'''
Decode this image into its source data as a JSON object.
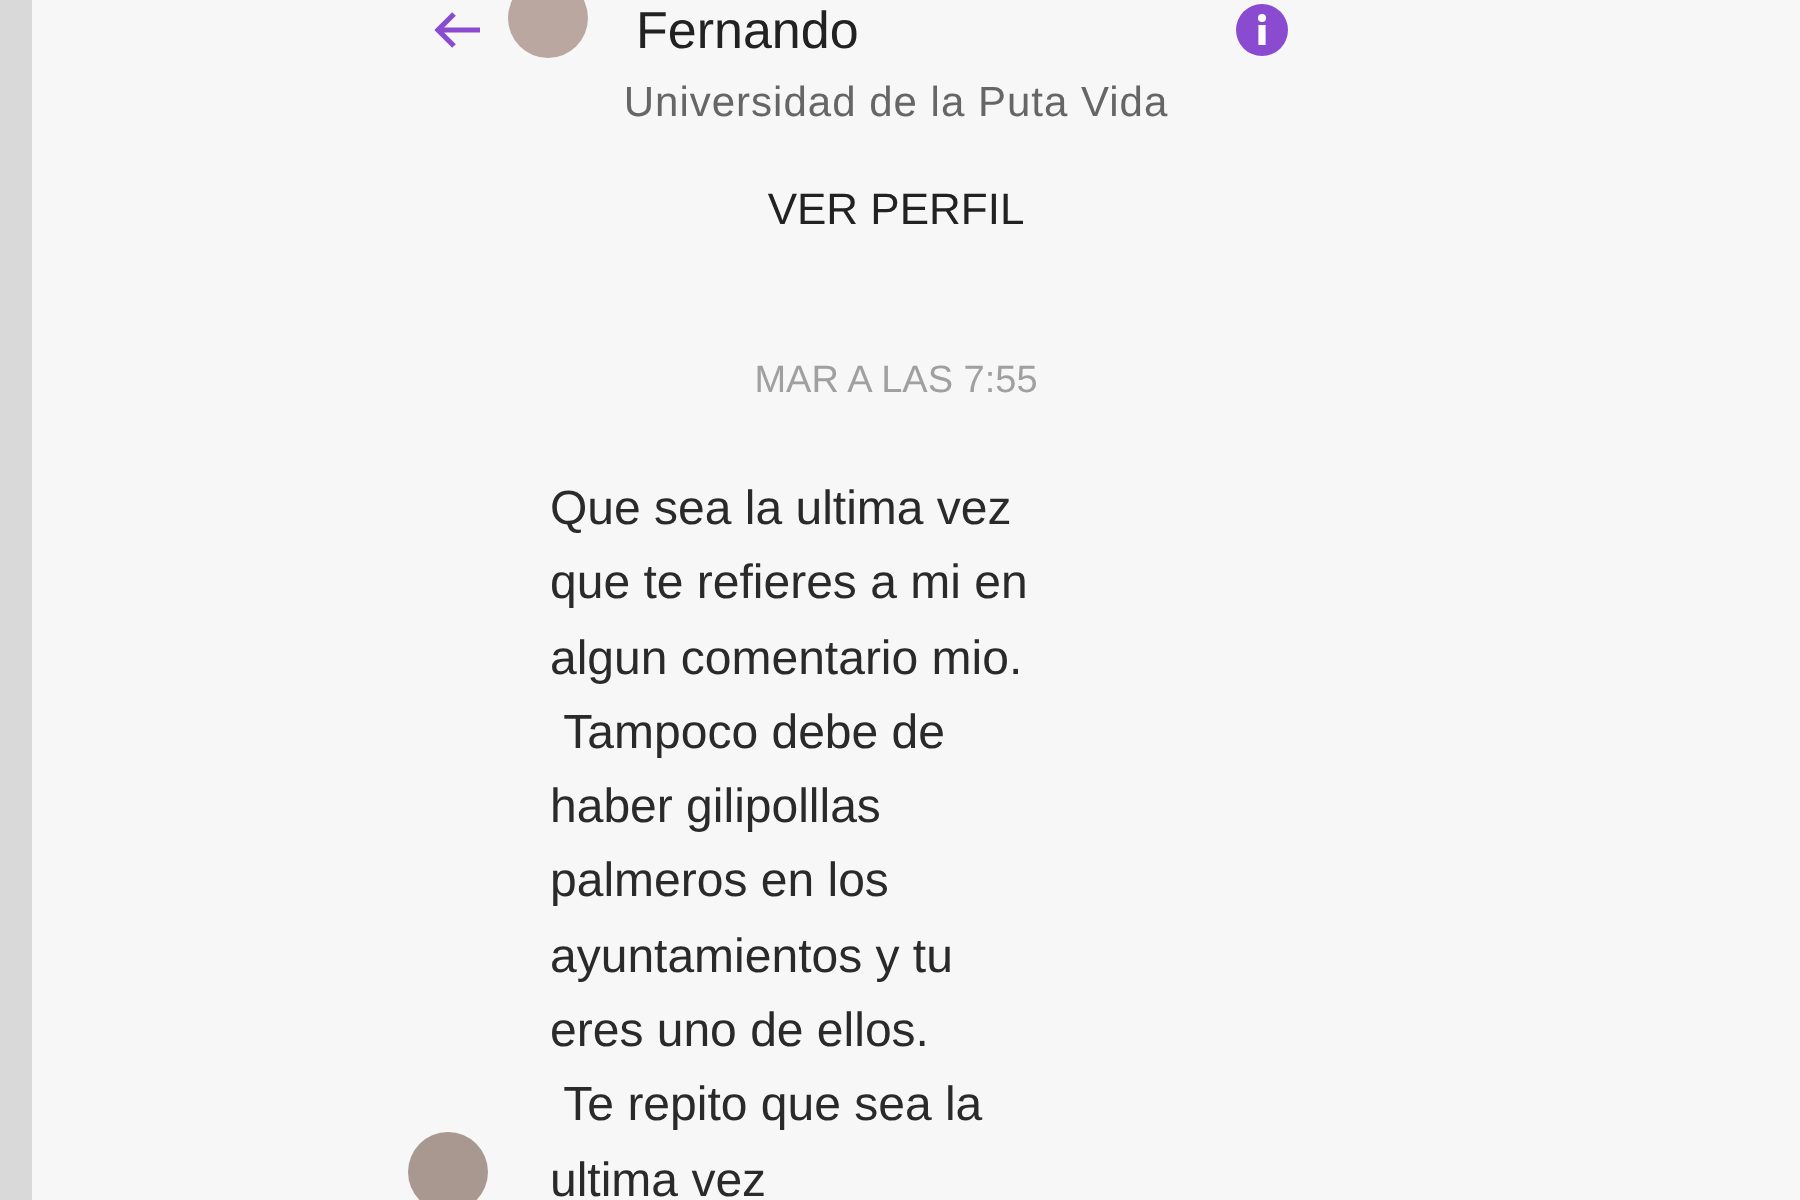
{
  "header": {
    "name": "Fernando",
    "subtitle": "Universidad de la Puta Vida",
    "profile_link": "VER PERFIL"
  },
  "timestamp": "MAR A LAS 7:55",
  "messages": [
    {
      "text": "Que sea la ultima vez\nque te refieres a mi en\nalgun comentario mio.\n Tampoco debe de\nhaber gilipolllas\npalmeros en los\nayuntamientos y tu\neres uno de ellos.\n Te repito que sea la\nultima vez"
    }
  ]
}
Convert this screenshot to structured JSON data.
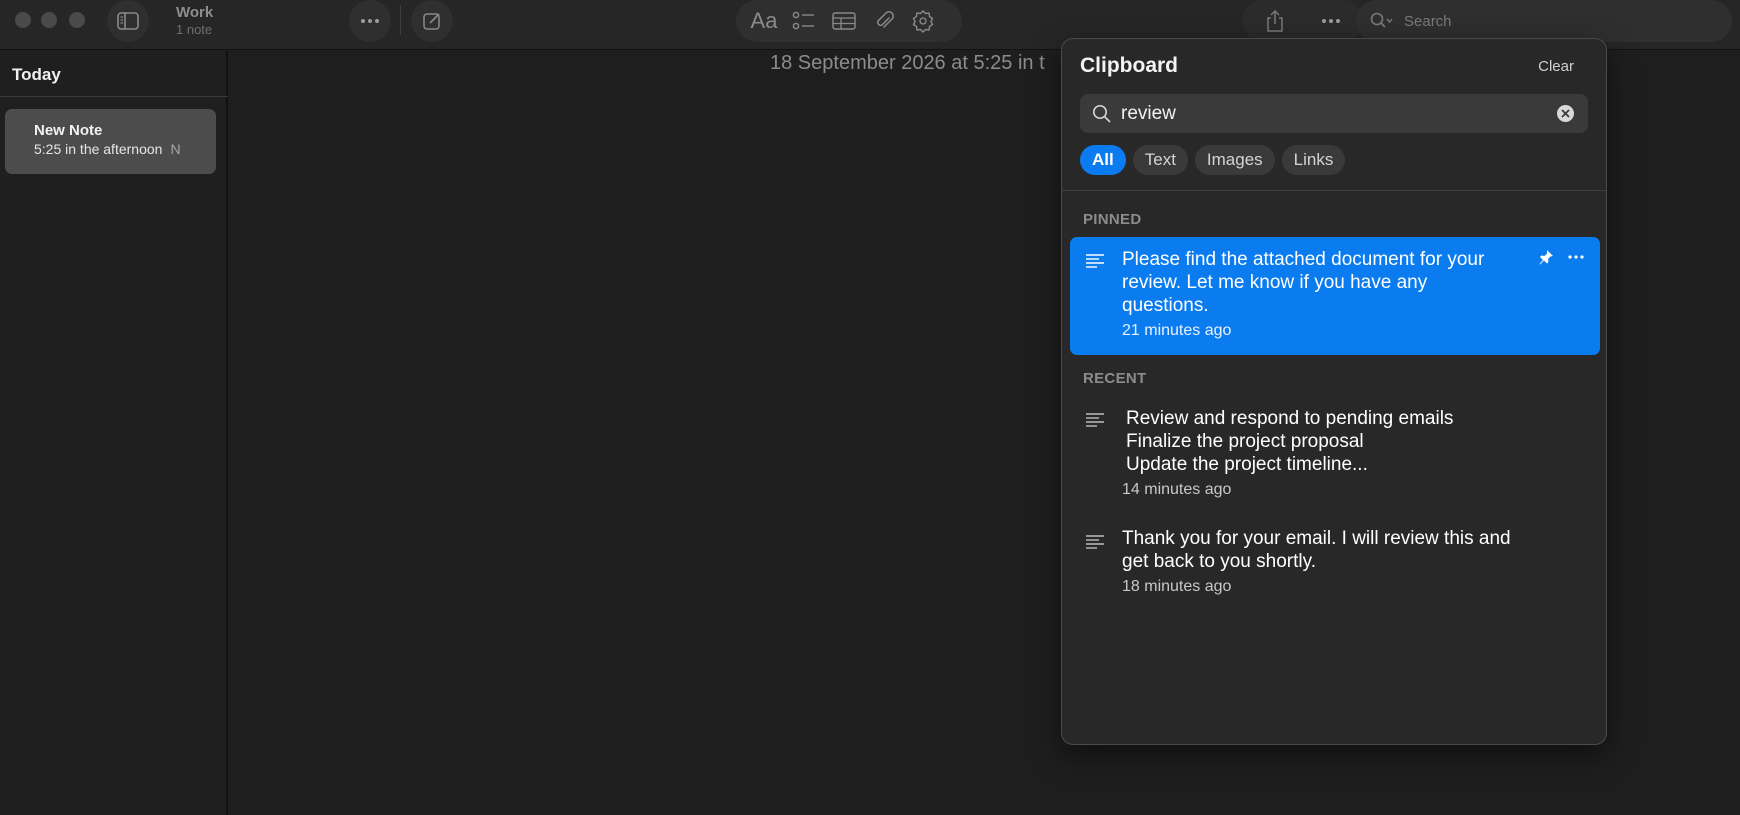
{
  "window": {
    "folder_name": "Work",
    "note_count": "1 note"
  },
  "toolbar": {
    "format_label": "Aa",
    "search_placeholder": "Search"
  },
  "sidebar": {
    "section": "Today",
    "notes": [
      {
        "title": "New Note",
        "time": "5:25 in the afternoon",
        "preview": "N"
      }
    ]
  },
  "editor": {
    "date_text": "18 September 2026 at 5:25 in t"
  },
  "clipboard": {
    "title": "Clipboard",
    "clear_label": "Clear",
    "search_value": "review",
    "filters": [
      "All",
      "Text",
      "Images",
      "Links"
    ],
    "active_filter": "All",
    "pinned_label": "PINNED",
    "recent_label": "RECENT",
    "pinned": [
      {
        "lines": [
          "Please find the attached document for your",
          "review. Let me know if you have any",
          "questions."
        ],
        "time": "21 minutes ago"
      }
    ],
    "recent": [
      {
        "lines": [
          "Review and respond to pending emails",
          "Finalize the project proposal",
          "Update the project timeline..."
        ],
        "time": "14 minutes ago"
      },
      {
        "lines": [
          "Thank you for your email. I will review this and",
          "get back to you shortly."
        ],
        "time": "18 minutes ago"
      }
    ]
  },
  "colors": {
    "accent": "#0a7cf0",
    "background": "#1e1e1e",
    "popover": "#282828"
  }
}
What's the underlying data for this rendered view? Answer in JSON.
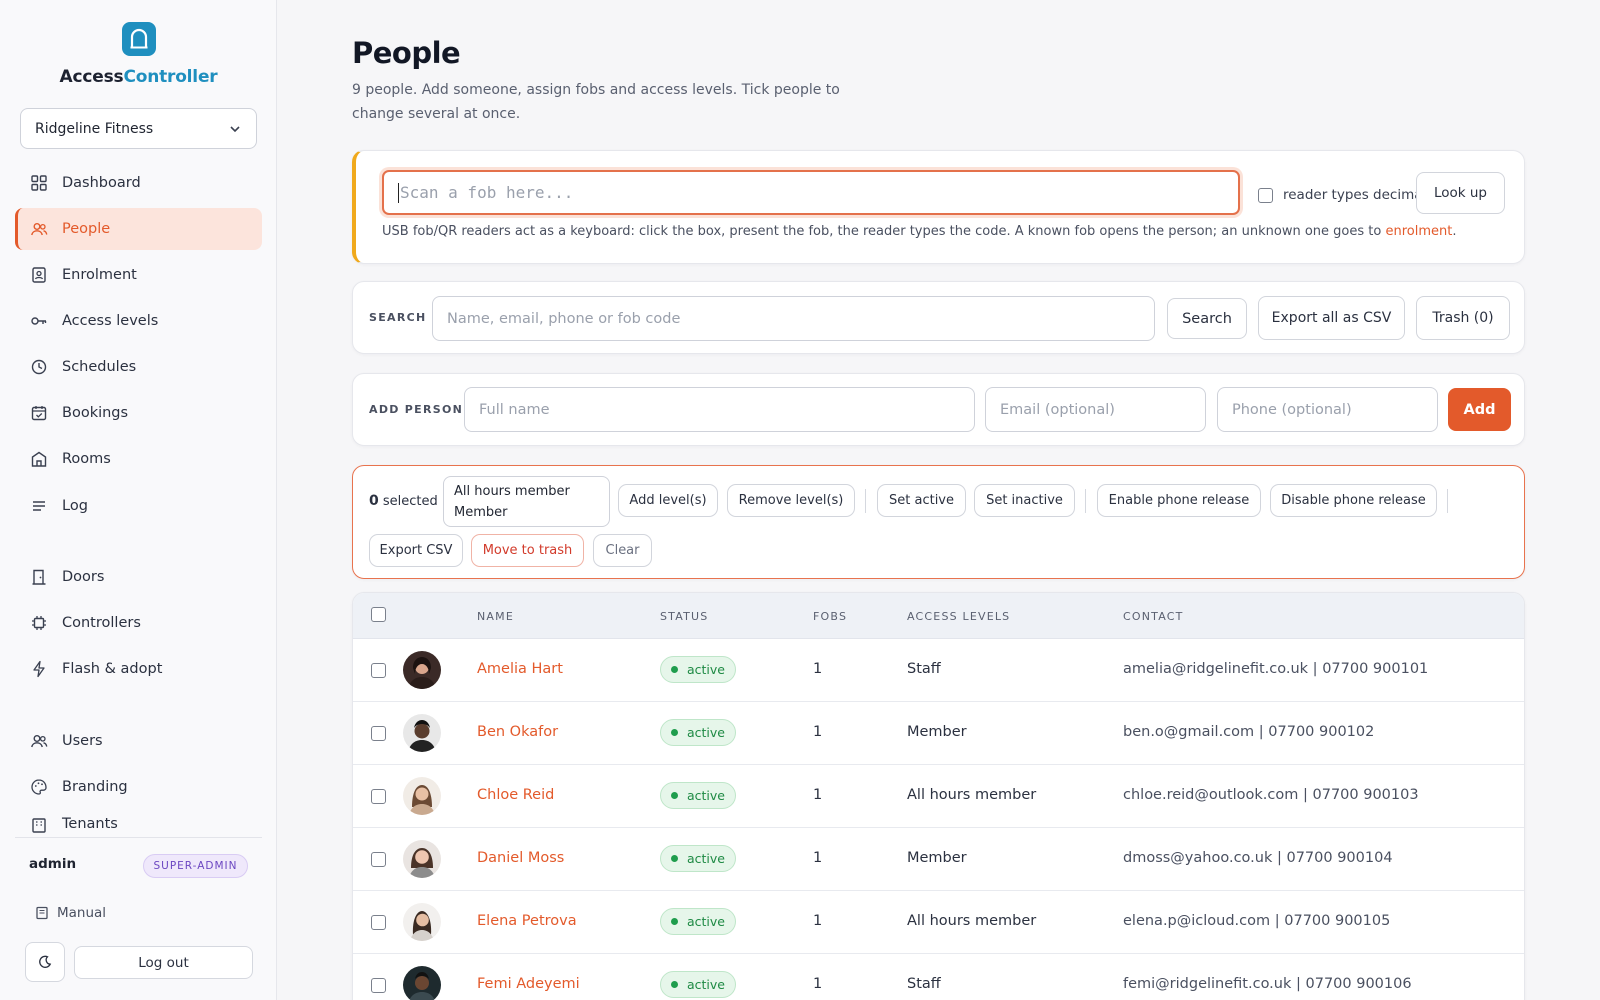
{
  "app": {
    "brand_part1": "Access",
    "brand_part2": "Controller",
    "accent_color": "#1f8fbf",
    "primary_color": "#e35a2b"
  },
  "sidebar": {
    "tenant": "Ridgeline Fitness",
    "items": [
      {
        "label": "Dashboard",
        "icon": "grid-icon",
        "active": false
      },
      {
        "label": "People",
        "icon": "users-icon",
        "active": true
      },
      {
        "label": "Enrolment",
        "icon": "id-badge-icon",
        "active": false
      },
      {
        "label": "Access levels",
        "icon": "key-icon",
        "active": false
      },
      {
        "label": "Schedules",
        "icon": "clock-icon",
        "active": false
      },
      {
        "label": "Bookings",
        "icon": "calendar-icon",
        "active": false
      },
      {
        "label": "Rooms",
        "icon": "room-icon",
        "active": false
      },
      {
        "label": "Log",
        "icon": "list-icon",
        "active": false
      },
      {
        "label": "Doors",
        "icon": "door-icon",
        "active": false
      },
      {
        "label": "Controllers",
        "icon": "chip-icon",
        "active": false
      },
      {
        "label": "Flash & adopt",
        "icon": "bolt-icon",
        "active": false
      },
      {
        "label": "Users",
        "icon": "users-icon",
        "active": false
      },
      {
        "label": "Branding",
        "icon": "palette-icon",
        "active": false
      },
      {
        "label": "Tenants",
        "icon": "building-icon",
        "active": false
      }
    ],
    "user": "admin",
    "role_badge": "SUPER-ADMIN",
    "manual": "Manual",
    "logout": "Log out"
  },
  "header": {
    "title": "People",
    "subtitle": "9 people. Add someone, assign fobs and access levels. Tick people to change several at once."
  },
  "scan": {
    "placeholder": "Scan a fob here...",
    "decimal_label": "reader types decimal",
    "lookup": "Look up",
    "help": "USB fob/QR readers act as a keyboard: click the box, present the fob, the reader types the code. A known fob opens the person; an unknown one goes to ",
    "help_link": "enrolment",
    "help_end": "."
  },
  "search": {
    "label": "SEARCH",
    "placeholder": "Name, email, phone or fob code",
    "search_btn": "Search",
    "export_btn": "Export all as CSV",
    "trash_btn": "Trash (0)"
  },
  "add_person": {
    "label": "ADD PERSON",
    "name_placeholder": "Full name",
    "email_placeholder": "Email (optional)",
    "phone_placeholder": "Phone (optional)",
    "add_btn": "Add"
  },
  "bulk": {
    "count": "0",
    "selected_label": "selected",
    "level_options": [
      "All hours member",
      "Member"
    ],
    "add_levels": "Add level(s)",
    "remove_levels": "Remove level(s)",
    "set_active": "Set active",
    "set_inactive": "Set inactive",
    "enable_phone": "Enable phone release",
    "disable_phone": "Disable phone release",
    "export_csv": "Export CSV",
    "move_trash": "Move to trash",
    "clear": "Clear"
  },
  "table": {
    "columns": [
      "NAME",
      "STATUS",
      "FOBS",
      "ACCESS LEVELS",
      "CONTACT"
    ],
    "rows": [
      {
        "name": "Amelia Hart",
        "status": "active",
        "fobs": "1",
        "level": "Staff",
        "email": "amelia@ridgelinefit.co.uk",
        "phone": "07700 900101"
      },
      {
        "name": "Ben Okafor",
        "status": "active",
        "fobs": "1",
        "level": "Member",
        "email": "ben.o@gmail.com",
        "phone": "07700 900102"
      },
      {
        "name": "Chloe Reid",
        "status": "active",
        "fobs": "1",
        "level": "All hours member",
        "email": "chloe.reid@outlook.com",
        "phone": "07700 900103"
      },
      {
        "name": "Daniel Moss",
        "status": "active",
        "fobs": "1",
        "level": "Member",
        "email": "dmoss@yahoo.co.uk",
        "phone": "07700 900104"
      },
      {
        "name": "Elena Petrova",
        "status": "active",
        "fobs": "1",
        "level": "All hours member",
        "email": "elena.p@icloud.com",
        "phone": "07700 900105"
      },
      {
        "name": "Femi Adeyemi",
        "status": "active",
        "fobs": "1",
        "level": "Staff",
        "email": "femi@ridgelinefit.co.uk",
        "phone": "07700 900106"
      }
    ]
  }
}
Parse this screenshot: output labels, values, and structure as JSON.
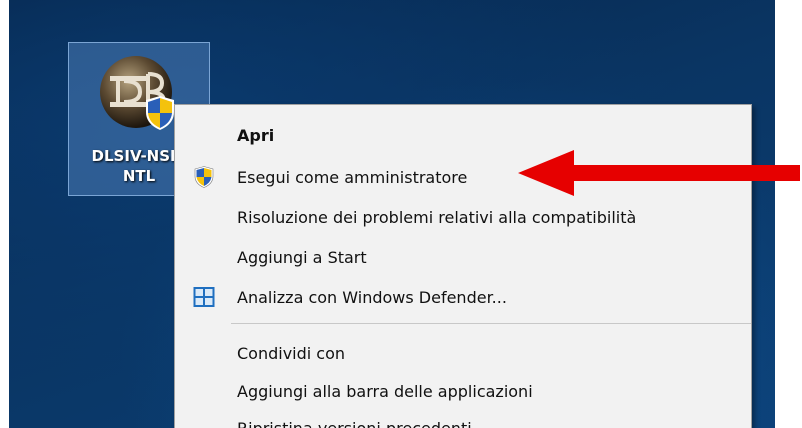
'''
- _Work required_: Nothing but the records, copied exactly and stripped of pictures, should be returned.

- _Exercise answer_:
Decode this image into its source data as a JSON object.
{
  "header": {
    "name": "Fernando",
    "subtitle": "Universidad de la Puta Vida",
    "profile_link": "VER PERFIL"
  },
  "timestamp": "MAR A LAS 7:55",
  "messages": [
    {
      "text": "Que sea la ultima vez\nque te refieres a mi en\nalgun comentario mio.\n Tampoco debe de\nhaber gilipolllas\npalmeros en los\nayuntamientos y tu\neres uno de ellos.\n Te repito que sea la\nultima vez"
    }
  ]
}
Convert this screenshot to structured JSON data.
{
  "window": {
    "folder_name": "Work",
    "note_count": "1 note"
  },
  "toolbar": {
    "format_label": "Aa",
    "search_placeholder": "Search"
  },
  "sidebar": {
    "section": "Today",
    "notes": [
      {
        "title": "New Note",
        "time": "5:25 in the afternoon",
        "preview": "N"
      }
    ]
  },
  "editor": {
    "date_text": "18 September 2026 at 5:25 in t"
  },
  "clipboard": {
    "title": "Clipboard",
    "clear_label": "Clear",
    "search_value": "review",
    "filters": [
      "All",
      "Text",
      "Images",
      "Links"
    ],
    "active_filter": "All",
    "pinned_label": "PINNED",
    "recent_label": "RECENT",
    "pinned": [
      {
        "lines": [
          "Please find the attached document for your",
          "review. Let me know if you have any",
          "questions."
        ],
        "time": "21 minutes ago"
      }
    ],
    "recent": [
      {
        "lines": [
          "Review and respond to pending emails",
          "Finalize the project proposal",
          "Update the project timeline..."
        ],
        "time": "14 minutes ago"
      },
      {
        "lines": [
          "Thank you for your email. I will review this and",
          "get back to you shortly."
        ],
        "time": "18 minutes ago"
      }
    ]
  },
  "colors": {
    "accent": "#0a7cf0",
    "background": "#1e1e1e",
    "popover": "#282828"
  }
}
What's the underlying data for this rendered view? Answer in JSON.
{
  "app": {
    "brand_part1": "Access",
    "brand_part2": "Controller",
    "accent_color": "#1f8fbf",
    "primary_color": "#e35a2b"
  },
  "sidebar": {
    "tenant": "Ridgeline Fitness",
    "items": [
      {
        "label": "Dashboard",
        "icon": "grid-icon",
        "active": false
      },
      {
        "label": "People",
        "icon": "users-icon",
        "active": true
      },
      {
        "label": "Enrolment",
        "icon": "id-badge-icon",
        "active": false
      },
      {
        "label": "Access levels",
        "icon": "key-icon",
        "active": false
      },
      {
        "label": "Schedules",
        "icon": "clock-icon",
        "active": false
      },
      {
        "label": "Bookings",
        "icon": "calendar-icon",
        "active": false
      },
      {
        "label": "Rooms",
        "icon": "room-icon",
        "active": false
      },
      {
        "label": "Log",
        "icon": "list-icon",
        "active": false
      },
      {
        "label": "Doors",
        "icon": "door-icon",
        "active": false
      },
      {
        "label": "Controllers",
        "icon": "chip-icon",
        "active": false
      },
      {
        "label": "Flash & adopt",
        "icon": "bolt-icon",
        "active": false
      },
      {
        "label": "Users",
        "icon": "users-icon",
        "active": false
      },
      {
        "label": "Branding",
        "icon": "palette-icon",
        "active": false
      },
      {
        "label": "Tenants",
        "icon": "building-icon",
        "active": false
      }
    ],
    "user": "admin",
    "role_badge": "SUPER-ADMIN",
    "manual": "Manual",
    "logout": "Log out"
  },
  "header": {
    "title": "People",
    "subtitle": "9 people. Add someone, assign fobs and access levels. Tick people to change several at once."
  },
  "scan": {
    "placeholder": "Scan a fob here...",
    "decimal_label": "reader types decimal",
    "lookup": "Look up",
    "help": "USB fob/QR readers act as a keyboard: click the box, present the fob, the reader types the code. A known fob opens the person; an unknown one goes to ",
    "help_link": "enrolment",
    "help_end": "."
  },
  "search": {
    "label": "SEARCH",
    "placeholder": "Name, email, phone or fob code",
    "search_btn": "Search",
    "export_btn": "Export all as CSV",
    "trash_btn": "Trash (0)"
  },
  "add_person": {
    "label": "ADD PERSON",
    "name_placeholder": "Full name",
    "email_placeholder": "Email (optional)",
    "phone_placeholder": "Phone (optional)",
    "add_btn": "Add"
  },
  "bulk": {
    "count": "0",
    "selected_label": "selected",
    "level_options": [
      "All hours member",
      "Member"
    ],
    "add_levels": "Add level(s)",
    "remove_levels": "Remove level(s)",
    "set_active": "Set active",
    "set_inactive": "Set inactive",
    "enable_phone": "Enable phone release",
    "disable_phone": "Disable phone release",
    "export_csv": "Export CSV",
    "move_trash": "Move to trash",
    "clear": "Clear"
  },
  "table": {
    "columns": [
      "NAME",
      "STATUS",
      "FOBS",
      "ACCESS LEVELS",
      "CONTACT"
    ],
    "rows": [
      {
        "name": "Amelia Hart",
        "status": "active",
        "fobs": "1",
        "level": "Staff",
        "email": "amelia@ridgelinefit.co.uk",
        "phone": "07700 900101"
      },
      {
        "name": "Ben Okafor",
        "status": "active",
        "fobs": "1",
        "level": "Member",
        "email": "ben.o@gmail.com",
        "phone": "07700 900102"
      },
      {
        "name": "Chloe Reid",
        "status": "active",
        "fobs": "1",
        "level": "All hours member",
        "email": "chloe.reid@outlook.com",
        "phone": "07700 900103"
      },
      {
        "name": "Daniel Moss",
        "status": "active",
        "fobs": "1",
        "level": "Member",
        "email": "dmoss@yahoo.co.uk",
        "phone": "07700 900104"
      },
      {
        "name": "Elena Petrova",
        "status": "active",
        "fobs": "1",
        "level": "All hours member",
        "email": "elena.p@icloud.com",
        "phone": "07700 900105"
      },
      {
        "name": "Femi Adeyemi",
        "status": "active",
        "fobs": "1",
        "level": "Staff",
        "email": "femi@ridgelinefit.co.uk",
        "phone": "07700 900106"
      }
    ]
  }
}
Parse this screenshot: output labels, values, and structure as JSON.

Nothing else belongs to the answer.